Hatten Park wall tumbling down
New London legacy needs repair
By Robert Cloud
A crumbling stone wall around Hatten Park in New London could cost nearly $2 million to repair just half of it.
The condition of the wall and its repair costs were discussed at the July 6 meeting of the Parks and Recreation Committee.
“I’ve been notified that the wall is deteriorating and it looks like garbage,” Mayor Mark Herter said. “Some people threw out some suggestions and they wanted to talk about it or us to talk about it, what we could do to maybe fix it, remove it or any other ideas.”
City Administrator Chad Hoerth said McMahon, an engineering and architectural firm based in Neenah, examined the wall in 2018.
They found that the wall did not have a foundation in some areas and during the freeze and thaw cycles, the ground shifted, causing the wall to buckle in places.
McMahon provided cost estimates for three options in October 2018.
The options ranged in price from $46,000 to $34,000, per 100 feet of wall.
The wall surrounds nearly 120 acres, which has a perimeter of about 1.5 miles.
Ald. John Faucher estimated that 45 sections of wall, about half of its total length, would cost the city $1.98 million to rebuild.

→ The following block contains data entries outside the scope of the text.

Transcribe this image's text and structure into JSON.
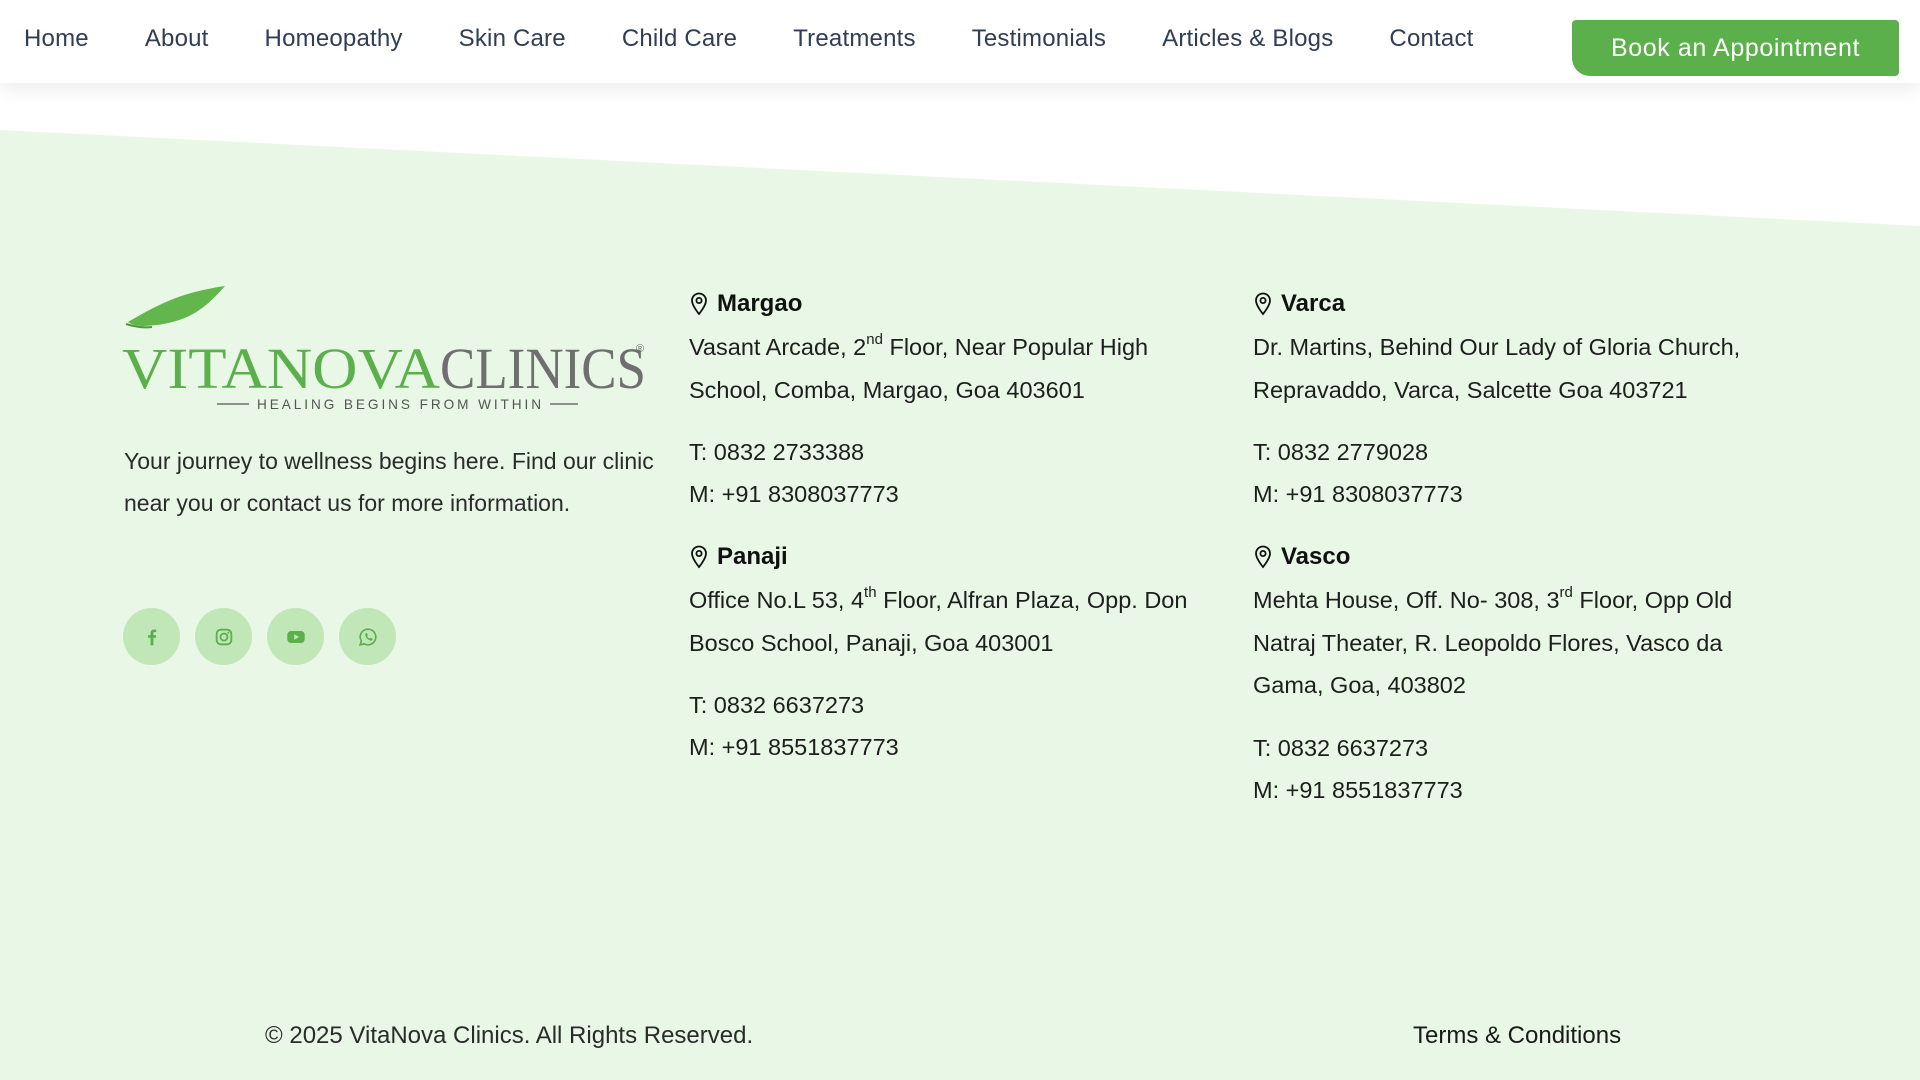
{
  "nav": {
    "items": [
      "Home",
      "About",
      "Homeopathy",
      "Skin Care",
      "Child Care",
      "Treatments",
      "Testimonials",
      "Articles & Blogs",
      "Contact"
    ],
    "cta": "Book an Appointment"
  },
  "colors": {
    "brand_green": "#5cb04b",
    "footer_bg": "#e8f7e6",
    "social_bg": "#c1e6b8",
    "nav_text": "#2f3d55"
  },
  "footer": {
    "logo": {
      "main": "VITANOVACLINICS",
      "tagline": "HEALING BEGINS FROM WITHIN",
      "mark": "®"
    },
    "description": "Your journey to wellness begins here. Find our clinic near you or contact us for more information.",
    "socials": [
      "facebook-icon",
      "instagram-icon",
      "youtube-icon",
      "whatsapp-icon"
    ],
    "clinics": {
      "margao": {
        "name": "Margao",
        "addr_pre": "Vasant Arcade, 2",
        "addr_sup": "nd",
        "addr_post": " Floor, Near Popular High School, Comba, Margao, Goa 403601",
        "tel": "T: 0832 2733388",
        "mob": "M: +91 8308037773"
      },
      "varca": {
        "name": "Varca",
        "addr_pre": "Dr. Martins, Behind Our Lady of Gloria Church, Repravaddo, Varca, Salcette Goa 403721",
        "addr_sup": "",
        "addr_post": "",
        "tel": "T: 0832 2779028",
        "mob": "M: +91 8308037773"
      },
      "panaji": {
        "name": "Panaji",
        "addr_pre": "Office No.L 53, 4",
        "addr_sup": "th",
        "addr_post": " Floor, Alfran Plaza, Opp. Don Bosco School, Panaji, Goa 403001",
        "tel": "T: 0832 6637273",
        "mob": "M: +91 8551837773"
      },
      "vasco": {
        "name": "Vasco",
        "addr_pre": "Mehta House, Off. No- 308, 3",
        "addr_sup": "rd",
        "addr_post": " Floor, Opp Old Natraj Theater, R. Leopoldo Flores, Vasco da Gama, Goa, 403802",
        "tel": "T: 0832 6637273",
        "mob": "M: +91 8551837773"
      }
    },
    "copyright": "© 2025 VitaNova Clinics. All Rights Reserved.",
    "terms": "Terms & Conditions"
  }
}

“I don’t see it happening,” he said.
“Put his out there to the public,” said Ald. Robert Besaw, suggesting the city either hold a referendum of a public informational meeting. “Do you want to do your roads or do you want to do the wall for the park?”
Other members of the committee noted that a referendum was a yes or no question, while a public forum would give the community an opportunity to discuss the options.
Among the options are to use the existing stones to repair the wall in order to keep its historical look, remove the wall or to allow it continue in its present deteriorating state.
Other options include to repair the wall in sections, spreading the work out over several years, and beginning with the most visible sections of the wall.
Hoerth explained the wall’s historical significance.
It was build in the mid-1930s as a Works Progress Administration (WPA) program under President Franklin D. Roosevelt. The WPA project employed about 40 men in New London during the Great Depression.
The committee agreed to schedule a public forum regarding the wall in September at the Washington Center.